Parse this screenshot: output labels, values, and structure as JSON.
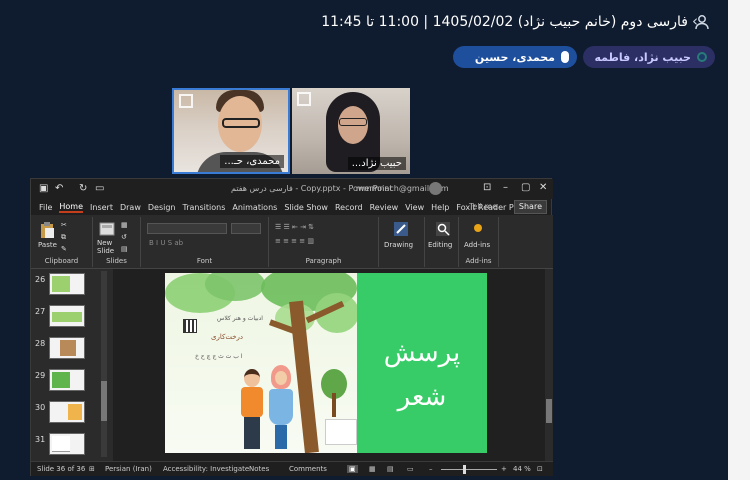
{
  "header": {
    "title": "فارسی دوم (خانم حبیب نژاد) 1405/02/02 | 11:00 تا 11:45",
    "user_icon": "user-icon",
    "chevron": "‹"
  },
  "participants": [
    {
      "name": "حبیب نژاد، فاطمه"
    },
    {
      "name": "محمدی، حسین"
    }
  ],
  "videos": [
    {
      "name": "محمدی، حـ..."
    },
    {
      "name": "حبیب نژاد..."
    }
  ],
  "powerpoint": {
    "file_name": "فارسی درس هفتم - Copy.pptx - PowerPoint",
    "email": "mmmnach@gmail.com",
    "menu": [
      "File",
      "Home",
      "Insert",
      "Draw",
      "Design",
      "Transitions",
      "Animations",
      "Slide Show",
      "Record",
      "Review",
      "View",
      "Help",
      "Foxit Reader PDF"
    ],
    "tell_me": "Tell me",
    "share": "Share",
    "ribbon": {
      "paste": "Paste",
      "new_slide": "New Slide",
      "drawing": "Drawing",
      "editing": "Editing",
      "add_ins": "Add-ins",
      "groups": [
        "Clipboard",
        "Slides",
        "Font",
        "Paragraph",
        "Add-ins"
      ]
    },
    "thumbnails": [
      "26",
      "27",
      "28",
      "29",
      "30",
      "31"
    ],
    "slide": {
      "text_line1": "پرسش",
      "text_line2": "شعر",
      "book_head": "ادبیات و هنر کلاس",
      "book_title": "درخت‌کاری",
      "book_sub": "ا ب ت ث ج چ ح خ"
    },
    "status": {
      "slide_info": "Slide 36 of 36",
      "language": "Persian (Iran)",
      "accessibility": "Accessibility: Investigate",
      "notes": "Notes",
      "comments": "Comments",
      "zoom": "44 %"
    }
  },
  "colors": {
    "background": "#0f1b2e",
    "slide_green": "#37cc67",
    "accent": "#c43e1c"
  }
}
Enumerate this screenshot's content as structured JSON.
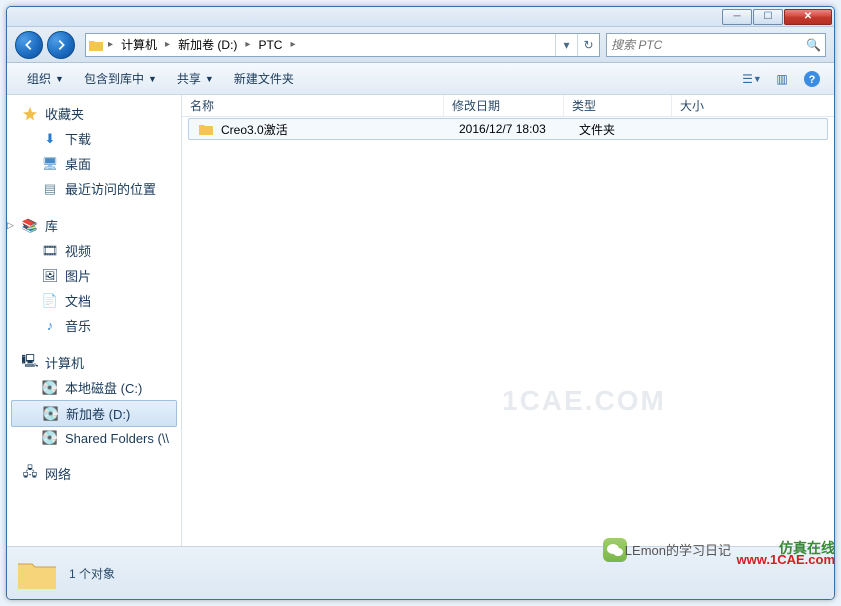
{
  "window": {
    "titlebar": {
      "minimize": "–",
      "maximize": "▭",
      "close": "X"
    },
    "breadcrumb": {
      "seg1": "计算机",
      "seg2": "新加卷 (D:)",
      "seg3": "PTC"
    },
    "search": {
      "placeholder": "搜索 PTC",
      "icon": "search"
    }
  },
  "toolbar": {
    "organize": "组织",
    "include": "包含到库中",
    "share": "共享",
    "newfolder": "新建文件夹"
  },
  "columns": {
    "name": "名称",
    "modified": "修改日期",
    "type": "类型",
    "size": "大小"
  },
  "sidebar": {
    "favorites": {
      "title": "收藏夹",
      "items": [
        "下载",
        "桌面",
        "最近访问的位置"
      ]
    },
    "libraries": {
      "title": "库",
      "items": [
        "视频",
        "图片",
        "文档",
        "音乐"
      ]
    },
    "computer": {
      "title": "计算机",
      "items": [
        "本地磁盘 (C:)",
        "新加卷 (D:)",
        "Shared Folders (\\\\"
      ]
    },
    "network": {
      "title": "网络"
    }
  },
  "files": [
    {
      "name": "Creo3.0激活",
      "modified": "2016/12/7 18:03",
      "type": "文件夹",
      "size": ""
    }
  ],
  "status": {
    "count": "1 个对象"
  },
  "watermarks": {
    "center": "1CAE.COM",
    "green": "仿真在线",
    "red": "www.1CAE.com",
    "gray": "LEmon的学习日记"
  }
}
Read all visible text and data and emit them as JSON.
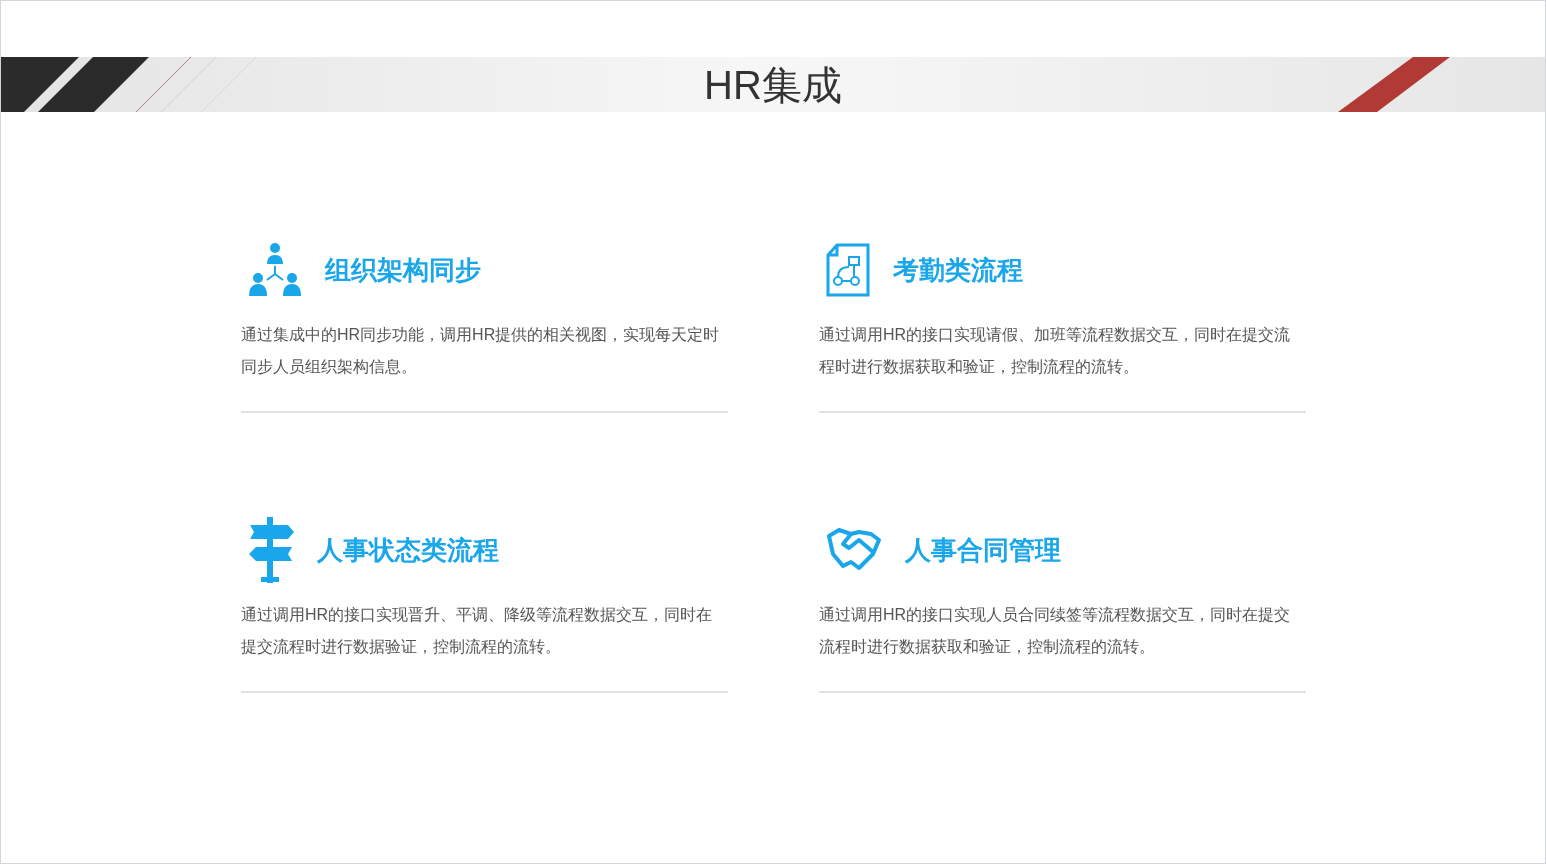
{
  "banner": {
    "title": "HR集成"
  },
  "features": [
    {
      "kind": "org",
      "title": "组织架构同步",
      "description": "通过集成中的HR同步功能，调用HR提供的相关视图，实现每天定时同步人员组织架构信息。"
    },
    {
      "kind": "flow",
      "title": "考勤类流程",
      "description": "通过调用HR的接口实现请假、加班等流程数据交互，同时在提交流程时进行数据获取和验证，控制流程的流转。"
    },
    {
      "kind": "signpost",
      "title": "人事状态类流程",
      "description": "通过调用HR的接口实现晋升、平调、降级等流程数据交互，同时在提交流程时进行数据验证，控制流程的流转。"
    },
    {
      "kind": "handshake",
      "title": "人事合同管理",
      "description": "通过调用HR的接口实现人员合同续签等流程数据交互，同时在提交流程时进行数据获取和验证，控制流程的流转。"
    }
  ]
}
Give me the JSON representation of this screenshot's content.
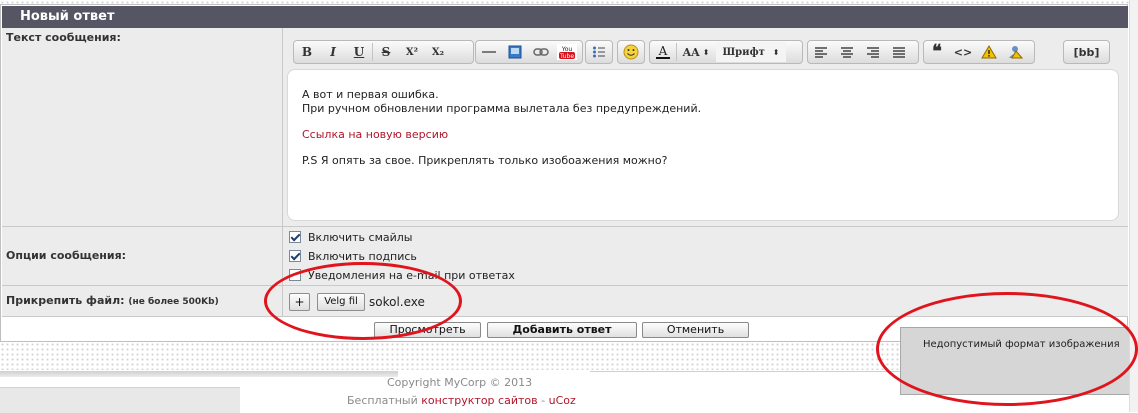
{
  "form": {
    "title": "Новый ответ",
    "message_label": "Текст сообщения:",
    "options_label": "Опции сообщения:",
    "attach_label": "Прикрепить файл:",
    "attach_note": "(не более 500Kb)"
  },
  "toolbar": {
    "bold": "B",
    "italic": "I",
    "underline": "U",
    "strike": "S",
    "superscript": "X²",
    "subscript": "X₂",
    "youtube": "You Tube",
    "font_size": "AA",
    "font_family": "Шрифт",
    "bbcode": "[bb]"
  },
  "editor": {
    "lines": [
      "А вот и первая ошибка.",
      "При ручном обновлении программа вылетала без предупреждений.",
      "Ссылка на новую версию",
      "P.S Я опять за свое. Прикреплять только изобоажения можно?"
    ]
  },
  "options": [
    {
      "label": "Включить смайлы",
      "checked": true
    },
    {
      "label": "Включить подпись",
      "checked": true
    },
    {
      "label": "Уведомления на e-mail при ответах",
      "checked": false
    }
  ],
  "attach": {
    "add_label": "+",
    "choose_label": "Velg fil",
    "filename": "sokol.exe"
  },
  "actions": {
    "preview": "Просмотреть",
    "submit": "Добавить ответ",
    "cancel": "Отменить"
  },
  "footer": {
    "copyright": "Copyright MyCorp © 2013",
    "builder_prefix": "Бесплатный",
    "builder_link": "конструктор сайтов",
    "builder_sep": "-",
    "builder_brand": "uCoz"
  },
  "popup": {
    "message": "Недопустимый формат изображения"
  },
  "colors": {
    "header": "#565563",
    "link": "#b0152a",
    "annotation": "#e0141c"
  }
}
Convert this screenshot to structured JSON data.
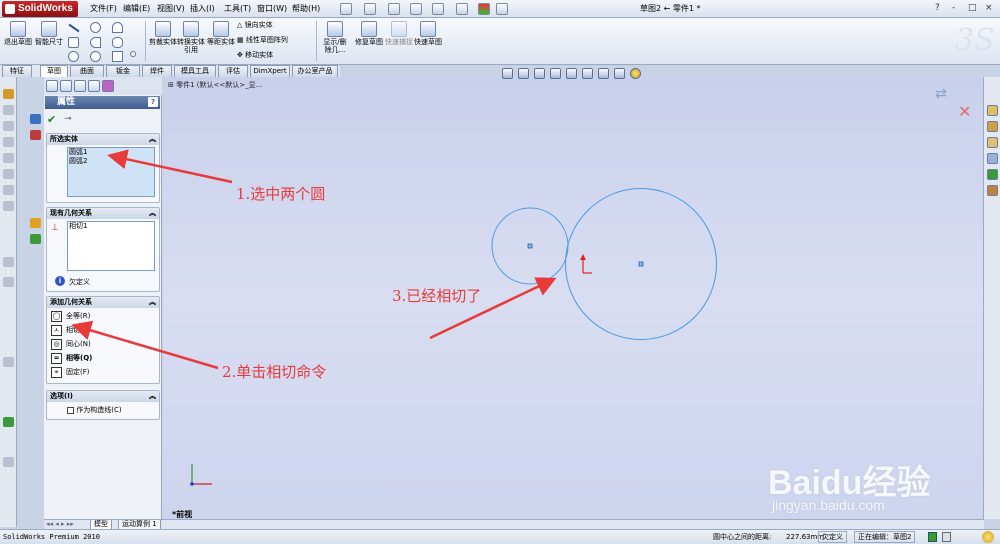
{
  "app": {
    "logo": "SolidWorks",
    "menus": [
      "文件(F)",
      "编辑(E)",
      "视图(V)",
      "插入(I)",
      "工具(T)",
      "窗口(W)",
      "帮助(H)"
    ],
    "doc_title": "草图2 ← 零件1 *",
    "window_buttons": [
      "?",
      "-",
      "□",
      "×"
    ]
  },
  "ribbon": {
    "exit_sketch": "退出草图",
    "smart_dim": "智能尺寸",
    "trim": "剪裁实体",
    "convert": "转换实体引用",
    "offset": "等距实体",
    "mirror": "镜向实体",
    "linear_pattern": "线性草图阵列",
    "move": "移动实体",
    "show_delete": "显示/删除几...",
    "repair": "修复草图",
    "quick_snap": "快速捕捉",
    "rapid_sketch": "快速草图"
  },
  "command_tabs": [
    "特征",
    "草图",
    "曲面",
    "钣金",
    "焊件",
    "模具工具",
    "评估",
    "DimXpert",
    "办公室产品"
  ],
  "pm": {
    "title": "属性",
    "help": "?",
    "selected_group": "所选实体",
    "selected_items": [
      "圆弧1",
      "圆弧2"
    ],
    "existing_group": "现有几何关系",
    "existing_items": [
      "相切1"
    ],
    "status": "欠定义",
    "add_group": "添加几何关系",
    "relations": [
      {
        "label": "全等(R)",
        "icon": "coradial-icon"
      },
      {
        "label": "相切(A)",
        "icon": "tangent-icon"
      },
      {
        "label": "同心(N)",
        "icon": "concentric-icon"
      },
      {
        "label": "相等(Q)",
        "icon": "equal-icon"
      },
      {
        "label": "固定(F)",
        "icon": "fix-icon"
      }
    ],
    "options_group": "选项(I)",
    "construction": "作为构造线(C)"
  },
  "canvas": {
    "crumb": "零件1  (默认<<默认>_显...",
    "view_label": "*前视"
  },
  "annotations": {
    "step1": "1.选中两个圆",
    "step2": "2.单击相切命令",
    "step3": "3.已经相切了"
  },
  "bottom_tabs": [
    "模型",
    "运动算例 1"
  ],
  "status": {
    "app_name": "SolidWorks Premium 2010",
    "measure_label": "圆中心之间的距离:",
    "measure_value": "227.63mm",
    "state": "欠定义",
    "editing": "正在编辑：草图2"
  },
  "watermark": {
    "text": "Baidu经验",
    "url": "jingyan.baidu.com"
  }
}
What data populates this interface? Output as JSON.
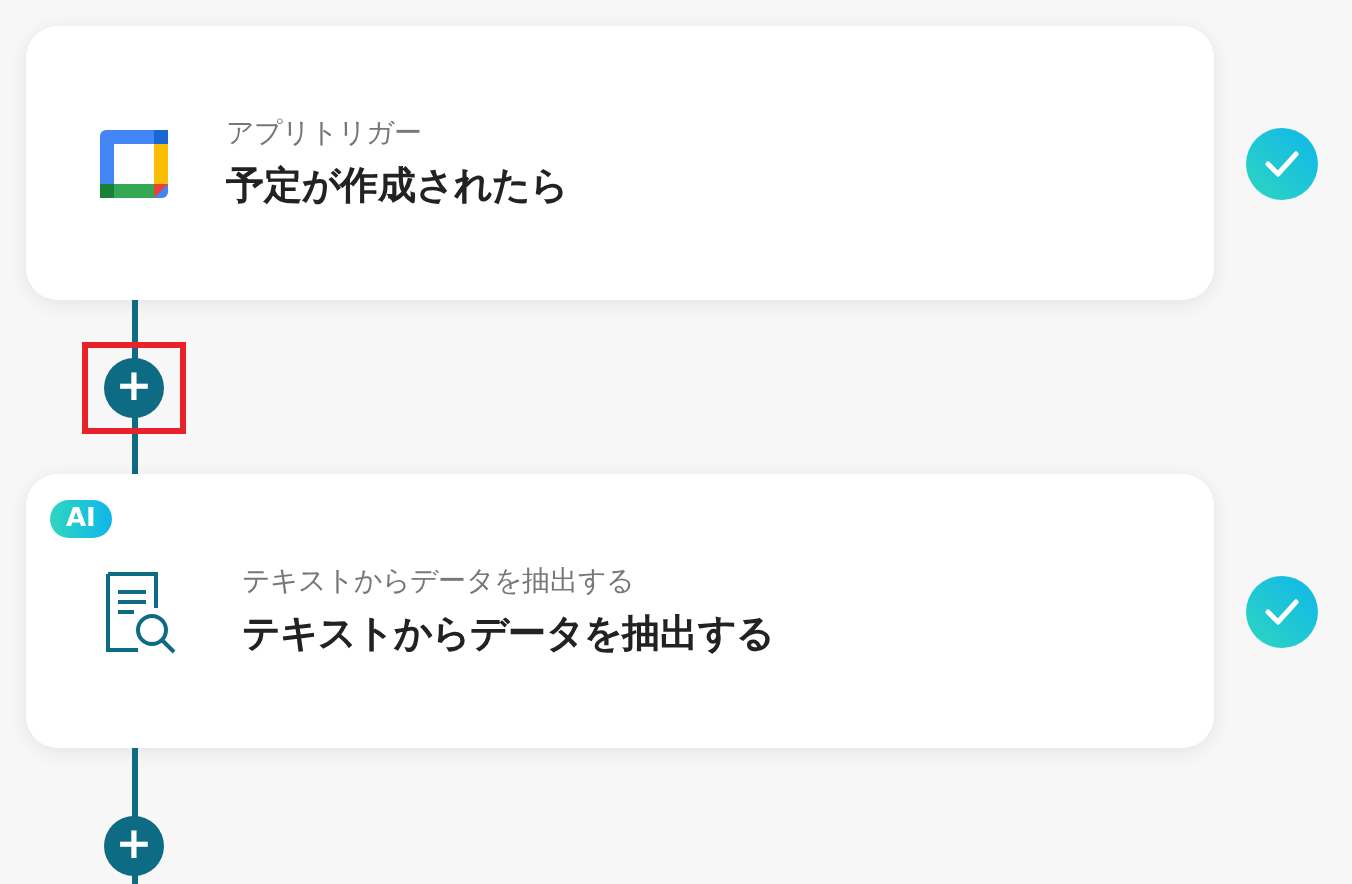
{
  "steps": [
    {
      "kind": "trigger",
      "caption": "アプリトリガー",
      "title": "予定が作成されたら",
      "completed": true,
      "add_after": {
        "label": "+",
        "highlighted": true
      }
    },
    {
      "kind": "ai",
      "badge": "AI",
      "caption": "テキストからデータを抽出する",
      "title": "テキストからデータを抽出する",
      "completed": true,
      "add_after": {
        "label": "+",
        "highlighted": false
      }
    }
  ]
}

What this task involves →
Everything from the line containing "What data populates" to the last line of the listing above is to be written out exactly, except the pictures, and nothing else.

Written answer →
What data populates this interface? Output as JSON.
{
  "steps": [
    {
      "kind": "trigger",
      "caption": "アプリトリガー",
      "title": "予定が作成されたら",
      "completed": true,
      "add_after": {
        "label": "+",
        "highlighted": true
      }
    },
    {
      "kind": "ai",
      "badge": "AI",
      "caption": "テキストからデータを抽出する",
      "title": "テキストからデータを抽出する",
      "completed": true,
      "add_after": {
        "label": "+",
        "highlighted": false
      }
    }
  ]
}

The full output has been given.